Tally the lines containing "icon" in this data. Respond with the tally alone.
____________________
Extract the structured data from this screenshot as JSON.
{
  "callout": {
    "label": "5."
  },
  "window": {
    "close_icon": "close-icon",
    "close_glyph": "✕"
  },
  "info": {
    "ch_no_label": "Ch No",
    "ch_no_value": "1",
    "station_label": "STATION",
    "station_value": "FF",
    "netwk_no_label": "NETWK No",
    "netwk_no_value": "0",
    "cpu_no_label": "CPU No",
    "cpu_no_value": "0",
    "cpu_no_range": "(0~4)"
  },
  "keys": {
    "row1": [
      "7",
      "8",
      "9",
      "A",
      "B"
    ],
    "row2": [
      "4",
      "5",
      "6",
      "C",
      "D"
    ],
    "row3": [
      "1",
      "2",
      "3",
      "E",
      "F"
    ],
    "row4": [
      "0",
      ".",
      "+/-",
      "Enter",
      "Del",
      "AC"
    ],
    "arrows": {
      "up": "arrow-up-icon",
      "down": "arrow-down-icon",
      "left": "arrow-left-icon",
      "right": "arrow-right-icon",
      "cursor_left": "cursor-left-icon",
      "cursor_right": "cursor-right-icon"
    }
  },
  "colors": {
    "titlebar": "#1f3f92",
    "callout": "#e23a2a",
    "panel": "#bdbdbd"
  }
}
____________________
_Response_. 7